** Source records follows **

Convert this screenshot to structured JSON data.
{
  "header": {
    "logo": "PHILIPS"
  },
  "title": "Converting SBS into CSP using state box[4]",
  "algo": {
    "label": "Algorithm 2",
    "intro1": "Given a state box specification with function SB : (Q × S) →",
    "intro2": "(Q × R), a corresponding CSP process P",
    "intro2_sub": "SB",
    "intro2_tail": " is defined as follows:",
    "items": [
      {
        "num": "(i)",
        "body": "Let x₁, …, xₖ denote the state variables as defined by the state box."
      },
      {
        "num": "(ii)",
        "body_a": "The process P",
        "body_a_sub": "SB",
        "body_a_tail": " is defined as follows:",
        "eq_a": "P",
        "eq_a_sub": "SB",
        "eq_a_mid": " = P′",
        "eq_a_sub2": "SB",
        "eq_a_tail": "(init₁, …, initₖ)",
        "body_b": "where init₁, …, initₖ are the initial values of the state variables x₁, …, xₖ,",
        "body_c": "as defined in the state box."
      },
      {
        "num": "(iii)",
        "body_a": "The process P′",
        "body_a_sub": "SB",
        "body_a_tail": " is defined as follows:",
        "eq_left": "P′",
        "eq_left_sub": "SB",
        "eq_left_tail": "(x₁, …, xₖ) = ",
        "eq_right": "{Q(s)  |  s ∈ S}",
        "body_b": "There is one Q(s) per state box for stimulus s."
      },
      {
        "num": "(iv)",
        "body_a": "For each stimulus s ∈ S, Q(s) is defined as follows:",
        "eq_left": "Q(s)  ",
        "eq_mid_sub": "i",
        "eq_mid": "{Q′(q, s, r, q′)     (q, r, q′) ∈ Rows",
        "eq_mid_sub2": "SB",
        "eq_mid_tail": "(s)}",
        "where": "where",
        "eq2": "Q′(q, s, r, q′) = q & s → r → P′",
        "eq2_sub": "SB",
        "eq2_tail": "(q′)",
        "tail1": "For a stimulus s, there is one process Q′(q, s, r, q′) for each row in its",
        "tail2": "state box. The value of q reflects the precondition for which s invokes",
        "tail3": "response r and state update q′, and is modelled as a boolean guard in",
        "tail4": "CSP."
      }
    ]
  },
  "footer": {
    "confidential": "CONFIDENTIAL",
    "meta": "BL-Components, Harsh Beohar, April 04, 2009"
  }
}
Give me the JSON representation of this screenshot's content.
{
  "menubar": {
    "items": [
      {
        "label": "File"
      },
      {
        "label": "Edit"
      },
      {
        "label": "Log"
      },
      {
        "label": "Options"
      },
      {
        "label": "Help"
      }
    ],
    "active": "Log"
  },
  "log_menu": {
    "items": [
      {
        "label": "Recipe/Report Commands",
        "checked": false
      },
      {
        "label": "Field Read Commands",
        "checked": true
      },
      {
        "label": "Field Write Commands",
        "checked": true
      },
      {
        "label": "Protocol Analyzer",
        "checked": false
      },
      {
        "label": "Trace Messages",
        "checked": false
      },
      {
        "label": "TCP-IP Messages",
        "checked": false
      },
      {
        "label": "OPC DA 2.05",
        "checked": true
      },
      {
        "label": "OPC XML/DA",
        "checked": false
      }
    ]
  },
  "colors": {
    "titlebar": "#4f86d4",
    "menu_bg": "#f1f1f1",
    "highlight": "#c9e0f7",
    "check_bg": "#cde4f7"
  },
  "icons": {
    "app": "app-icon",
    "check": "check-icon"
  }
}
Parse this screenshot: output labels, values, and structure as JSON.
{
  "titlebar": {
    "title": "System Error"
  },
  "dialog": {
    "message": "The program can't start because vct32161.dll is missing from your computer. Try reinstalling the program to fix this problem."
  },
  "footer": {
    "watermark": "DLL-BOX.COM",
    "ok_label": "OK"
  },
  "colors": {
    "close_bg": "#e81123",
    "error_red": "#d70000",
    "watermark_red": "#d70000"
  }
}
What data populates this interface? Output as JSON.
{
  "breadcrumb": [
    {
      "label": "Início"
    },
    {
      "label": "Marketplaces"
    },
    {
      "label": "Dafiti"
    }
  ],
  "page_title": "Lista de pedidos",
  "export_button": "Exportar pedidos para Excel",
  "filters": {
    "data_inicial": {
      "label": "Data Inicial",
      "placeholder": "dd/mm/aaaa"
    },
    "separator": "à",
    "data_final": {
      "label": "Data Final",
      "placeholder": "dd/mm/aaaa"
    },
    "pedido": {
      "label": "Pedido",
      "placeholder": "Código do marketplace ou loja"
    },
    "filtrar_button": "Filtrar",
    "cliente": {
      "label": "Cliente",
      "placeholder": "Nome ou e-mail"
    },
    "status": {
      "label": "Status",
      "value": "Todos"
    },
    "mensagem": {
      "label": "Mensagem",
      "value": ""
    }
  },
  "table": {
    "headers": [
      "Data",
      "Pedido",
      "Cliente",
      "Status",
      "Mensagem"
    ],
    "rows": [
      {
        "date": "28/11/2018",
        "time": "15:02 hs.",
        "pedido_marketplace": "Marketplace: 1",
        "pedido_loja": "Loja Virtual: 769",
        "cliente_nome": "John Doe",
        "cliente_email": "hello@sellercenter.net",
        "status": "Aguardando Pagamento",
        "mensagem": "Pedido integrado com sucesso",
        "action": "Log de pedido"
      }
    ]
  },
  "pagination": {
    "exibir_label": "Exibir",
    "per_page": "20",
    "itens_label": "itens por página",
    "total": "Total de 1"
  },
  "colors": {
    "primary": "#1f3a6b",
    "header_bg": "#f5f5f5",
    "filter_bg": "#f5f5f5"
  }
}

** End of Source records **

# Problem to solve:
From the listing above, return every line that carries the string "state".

# Worked solution:
  "title": "Converting SBS into CSP using state box[4]",
    "intro1": "Given a state box specification with function SB : (Q × S) →",
        "body": "Let x₁, …, xₖ denote the state variables as defined by the state box."
        "body_b": "where init₁, …, initₖ are the initial values of the state variables x₁, …, xₖ,",
        "body_c": "as defined in the state box."
        "body_b": "There is one Q(s) per state box for stimulus s."
        "tail2": "state box. The value of q reflects the precondition for which s invokes",
        "tail3": "response r and state update q′, and is modelled as a boolean guard in",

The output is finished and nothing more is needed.